At RAMC, we believe affordable community college should be an option for all Americans. Therefore, we focus our Washington, D.C. advocacy efforts on programs that reduce the economic stress of tuition and student fees, thereby creating more opportunities for working-class students. Two of our top priorities are encouraging congress to expand the Pell Grant program, and to educate both politicians and the public on the critical connection between community college and a strong middle class.

Pell Grants

The Pell Grant program is key to college affordability. However, the program needs to be modernized to better serve the needs of today’s students. RAMC members understand the fiscal challenges facing this program and want to work with Congress to keep Pell Grants on strong fiscal footing based on these principles:

  • Maintain access. For community college students, particularly those from lower and middle-income families, access to a Pell Grant is often a “make or break” part of the decision to go to college.
  • Restore Year-Round (Summer) Pell. When Congress cut short the very promising Summer Pell program several years ago due to budget pressures on the Pell Grant program, we made our displeasure known immediately and we kept the pressure up. This led to our playing a key role in the spring 2017 restoration of Summer Pell, a welcome development that provides additional aid in order for allow students to more quickly complete their credential or degree.
  • Incentivize success, but not at the expense of access. College completion is an important goal, however, efforts to improve success and completion might have the unintended consequence of reducing access for lower and middle income students to an affordable college education. We support only new funding for federal programs – particularly Pell Grants — being tied to success metrics.
  • The Pell Grant program must not forget the needs of non-traditional students who attend school part-time. More than 40 percent of all college students attend a community college, and significant numbers of these students have jobs and families, which often means their only option is to attend school part-time or in the summer. RAMC supports maintaining access to Pell Grants for part-time students, and is a leading advocate for continued funding of the part-time Pell program, in order to increase completion rates among these populations.

America’s College Promise

RAMC members are working hard to ensure that the American public–especially the working class–is fully aware of the benefits, opportunities, and affordability of attending a community college. We are working closely in a variety of ways with policymakers and other leaders at the federal, state, and local levels to stress the wealth of opportunities community colleges provide to their students and the benefits our schools provide to local communities. Particularly for students from middle-income families, we want emphasize how community colleges can provide critical career opportunities at a cost that is unmatched anywhere else in the higher education sector.

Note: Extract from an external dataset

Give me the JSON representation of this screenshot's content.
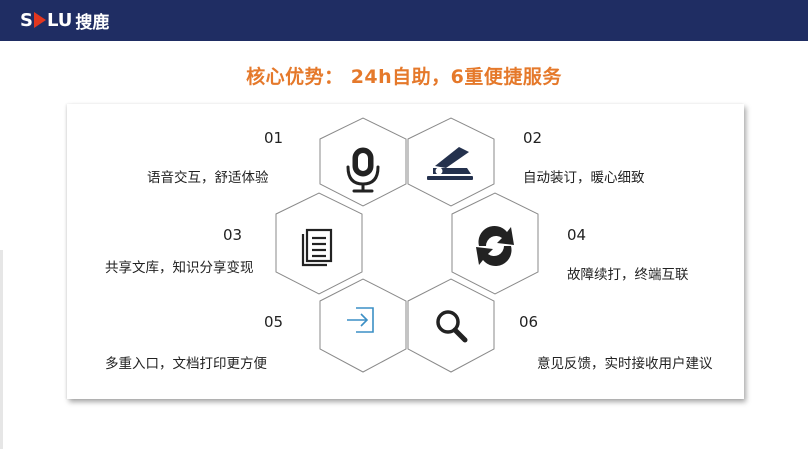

In Washington, for example, we have worked closely with the White House and Congress on legislation like “The America’s College Promise Act of 2015,” a bill introduced in the House and Senate to provide a federal match of $3 for every $1 invested by the state to waive community college tuition and fees for eligible students before other financial aid is applied; ensure that programs offer academic credits which are fully transferable to four-year institutions in their state, or occupational training that leads to credentials in an in-demand industry; and maintain and encourage state funding for higher education.

Legislation like this could have a major impact on an untold number of higher education students. Beyond waiting for this bill to be voted into law, RAMC has taken proactive measures to support America’s College Promise, and to see that costs do not serve as a barrier from students attending our community colleges.

As America’s College Promise continues to be debated in Washington, DC, members of Rebuilding America’s Middle Class are acting on a local and regional basis to fulfill the promise in their own backyard.

The Lone Star College Promise, for instance, is a scholarship and civic engagement program that provides two years of last-dollar scholarship for a college education at any Lone Star College location in the Houston, Texas area.  Learn more here and read coverage of Lone Star’s new program: LSCS starting Promise program with $1,000 scholarships (The Courier of Montgomery County); StarGala 2016 to support Lone Star College Promise Scholarship (The Tribune, Texas).

Additionally, Madison Area Technical College in Madison, Wisconsin offers its own version of America’s College Promise, through an initiative announced in January 2016 called the Madison Promise. Following are links to local market coverage of this exciting new program:

‘Promise’ program aims to cover tuition costs for some MATC students (Wisconsin State Journal)

Madison Area Technical College initiative to offer two years free to qualifying students (Capital Times)

New initiative to cover college cost for low-income students (WISC-TV and FOX 47 )

MATC is right, we have to do something about college affordability (WISC-TV Editorial)

MATC to offer two years of free tuition (In Business Magazine)